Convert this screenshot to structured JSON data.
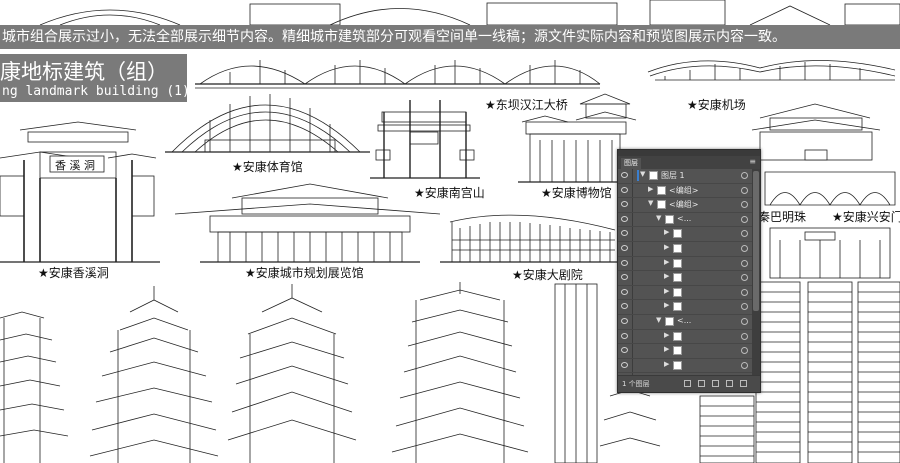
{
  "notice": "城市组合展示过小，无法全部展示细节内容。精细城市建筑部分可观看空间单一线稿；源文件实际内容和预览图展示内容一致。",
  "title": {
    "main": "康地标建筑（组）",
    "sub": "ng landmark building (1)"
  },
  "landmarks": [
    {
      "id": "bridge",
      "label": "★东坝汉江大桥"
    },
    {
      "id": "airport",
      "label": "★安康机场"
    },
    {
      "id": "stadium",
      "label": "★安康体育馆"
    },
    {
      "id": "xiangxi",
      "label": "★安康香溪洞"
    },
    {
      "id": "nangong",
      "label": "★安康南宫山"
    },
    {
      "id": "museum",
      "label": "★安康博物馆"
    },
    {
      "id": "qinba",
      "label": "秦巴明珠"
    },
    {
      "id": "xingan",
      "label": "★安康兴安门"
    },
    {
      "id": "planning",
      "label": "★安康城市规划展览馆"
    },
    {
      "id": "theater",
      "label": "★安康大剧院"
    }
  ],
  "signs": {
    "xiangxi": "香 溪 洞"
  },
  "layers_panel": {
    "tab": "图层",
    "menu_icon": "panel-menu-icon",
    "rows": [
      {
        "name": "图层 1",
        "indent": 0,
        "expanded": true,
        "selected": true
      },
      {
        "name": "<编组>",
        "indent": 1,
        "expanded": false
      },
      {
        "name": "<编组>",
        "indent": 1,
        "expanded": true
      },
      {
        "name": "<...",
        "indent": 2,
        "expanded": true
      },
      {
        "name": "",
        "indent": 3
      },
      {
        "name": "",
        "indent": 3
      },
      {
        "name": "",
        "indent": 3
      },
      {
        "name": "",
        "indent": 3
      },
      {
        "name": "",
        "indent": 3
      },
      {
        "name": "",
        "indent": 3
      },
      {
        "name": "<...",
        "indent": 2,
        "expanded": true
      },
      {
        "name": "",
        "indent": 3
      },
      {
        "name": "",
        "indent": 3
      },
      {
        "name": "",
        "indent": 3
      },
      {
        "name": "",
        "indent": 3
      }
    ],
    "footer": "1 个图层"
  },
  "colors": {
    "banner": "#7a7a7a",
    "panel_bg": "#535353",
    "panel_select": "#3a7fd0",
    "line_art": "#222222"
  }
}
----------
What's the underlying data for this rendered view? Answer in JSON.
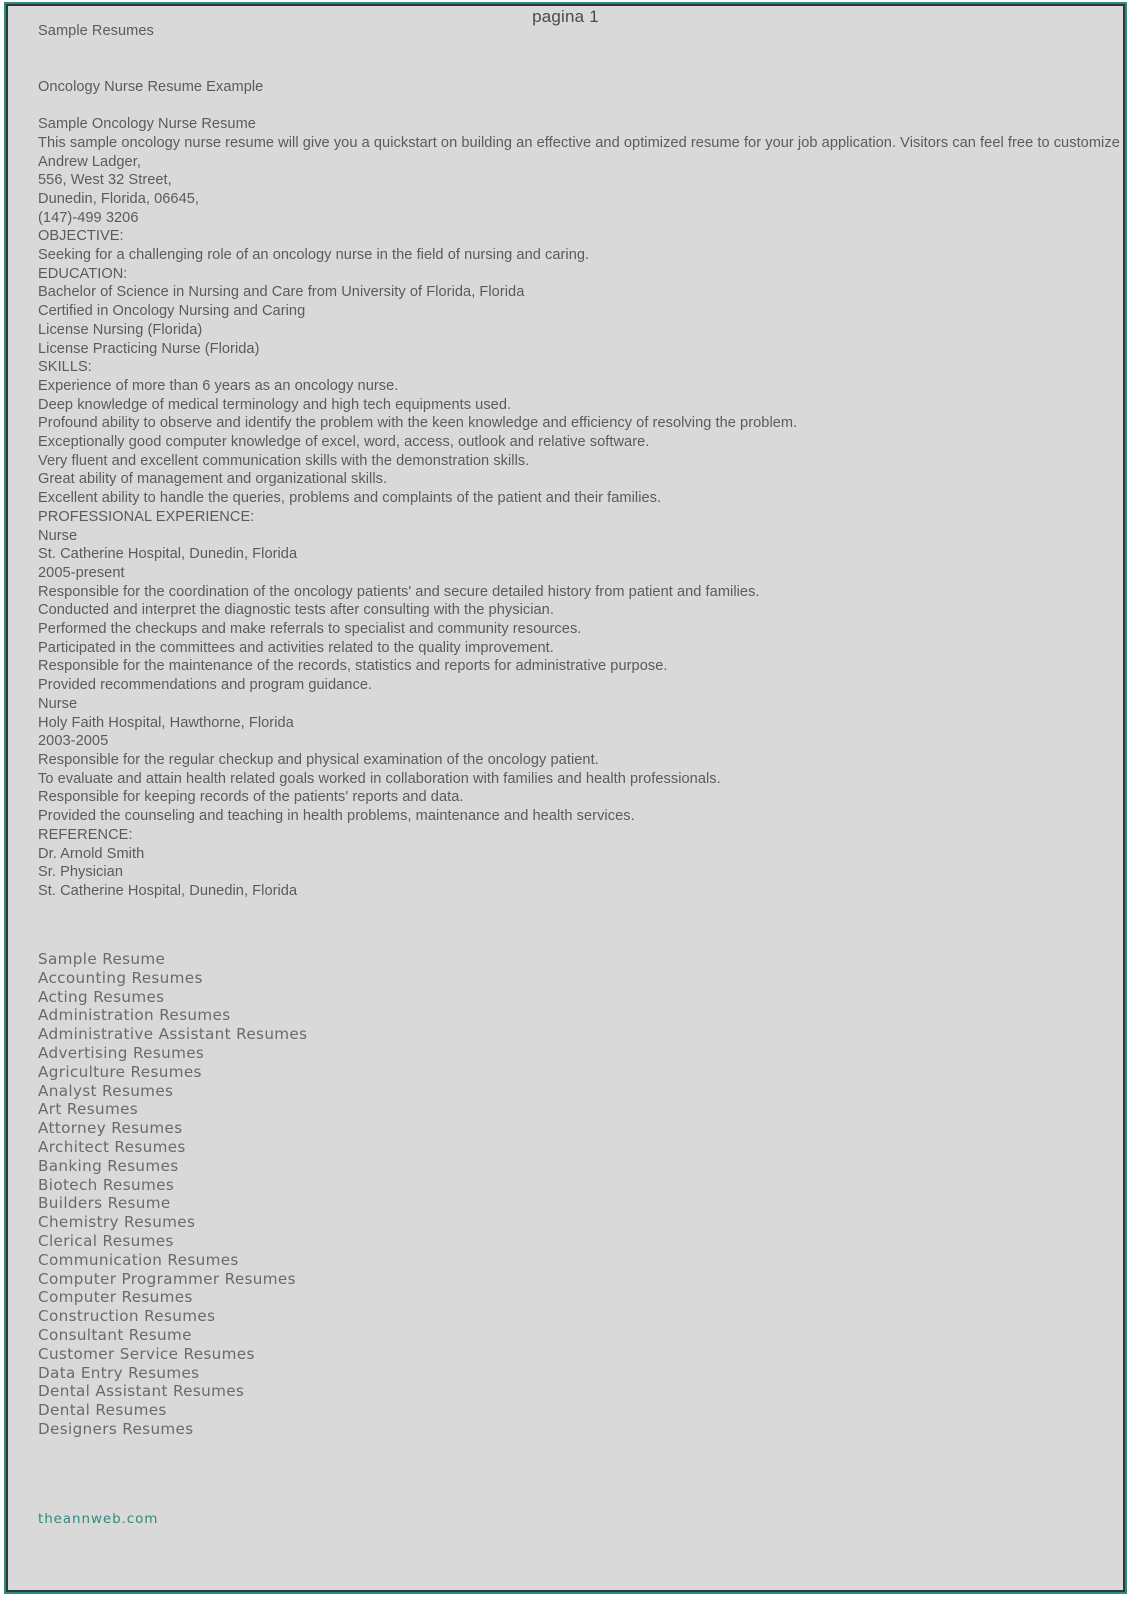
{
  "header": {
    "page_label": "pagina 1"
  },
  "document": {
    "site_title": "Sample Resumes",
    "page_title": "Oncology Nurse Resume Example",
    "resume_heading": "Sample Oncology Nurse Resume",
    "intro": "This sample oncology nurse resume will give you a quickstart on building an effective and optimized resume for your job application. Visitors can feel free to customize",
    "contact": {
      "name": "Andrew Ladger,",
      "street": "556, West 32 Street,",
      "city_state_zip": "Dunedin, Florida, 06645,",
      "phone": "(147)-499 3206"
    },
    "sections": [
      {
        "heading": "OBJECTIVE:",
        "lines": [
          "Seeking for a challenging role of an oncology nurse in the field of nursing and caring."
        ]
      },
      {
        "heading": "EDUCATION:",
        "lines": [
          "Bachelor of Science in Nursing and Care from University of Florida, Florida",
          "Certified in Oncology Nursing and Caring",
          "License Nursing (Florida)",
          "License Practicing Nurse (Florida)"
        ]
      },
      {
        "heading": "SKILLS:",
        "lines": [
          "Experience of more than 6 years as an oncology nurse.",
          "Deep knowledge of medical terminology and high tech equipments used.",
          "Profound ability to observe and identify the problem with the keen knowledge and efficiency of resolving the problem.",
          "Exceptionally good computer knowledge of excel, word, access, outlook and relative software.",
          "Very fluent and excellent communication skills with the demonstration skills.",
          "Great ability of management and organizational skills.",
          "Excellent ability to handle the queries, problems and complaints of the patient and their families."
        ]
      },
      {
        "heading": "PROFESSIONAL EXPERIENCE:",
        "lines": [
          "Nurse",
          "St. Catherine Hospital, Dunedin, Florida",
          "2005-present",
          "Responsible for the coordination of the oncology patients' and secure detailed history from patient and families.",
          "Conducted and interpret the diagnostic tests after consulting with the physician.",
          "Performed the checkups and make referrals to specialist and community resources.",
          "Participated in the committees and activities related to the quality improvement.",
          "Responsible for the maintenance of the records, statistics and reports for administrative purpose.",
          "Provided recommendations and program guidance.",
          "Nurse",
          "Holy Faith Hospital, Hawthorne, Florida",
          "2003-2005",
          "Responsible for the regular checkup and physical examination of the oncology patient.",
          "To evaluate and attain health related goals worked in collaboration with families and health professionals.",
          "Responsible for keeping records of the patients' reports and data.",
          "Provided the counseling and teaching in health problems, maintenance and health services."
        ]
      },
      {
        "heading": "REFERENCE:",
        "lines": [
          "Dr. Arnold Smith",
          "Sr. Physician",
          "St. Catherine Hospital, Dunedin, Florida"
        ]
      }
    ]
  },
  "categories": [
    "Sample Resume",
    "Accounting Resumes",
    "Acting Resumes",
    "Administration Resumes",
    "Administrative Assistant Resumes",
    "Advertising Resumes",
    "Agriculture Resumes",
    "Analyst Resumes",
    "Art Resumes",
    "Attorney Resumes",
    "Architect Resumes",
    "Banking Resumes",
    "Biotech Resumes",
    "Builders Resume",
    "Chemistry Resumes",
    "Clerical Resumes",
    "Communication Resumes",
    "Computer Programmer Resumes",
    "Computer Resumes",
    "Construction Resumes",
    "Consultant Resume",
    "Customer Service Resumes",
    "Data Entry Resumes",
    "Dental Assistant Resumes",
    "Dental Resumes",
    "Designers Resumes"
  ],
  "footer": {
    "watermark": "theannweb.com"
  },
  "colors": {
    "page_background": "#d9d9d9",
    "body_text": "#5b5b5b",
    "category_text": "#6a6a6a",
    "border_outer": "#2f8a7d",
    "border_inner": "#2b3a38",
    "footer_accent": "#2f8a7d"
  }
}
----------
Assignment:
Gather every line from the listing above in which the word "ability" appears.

Exercise answer:
          "Profound ability to observe and identify the problem with the keen knowledge and efficiency of resolving the problem.",
          "Great ability of management and organizational skills.",
          "Excellent ability to handle the queries, problems and complaints of the patient and their families."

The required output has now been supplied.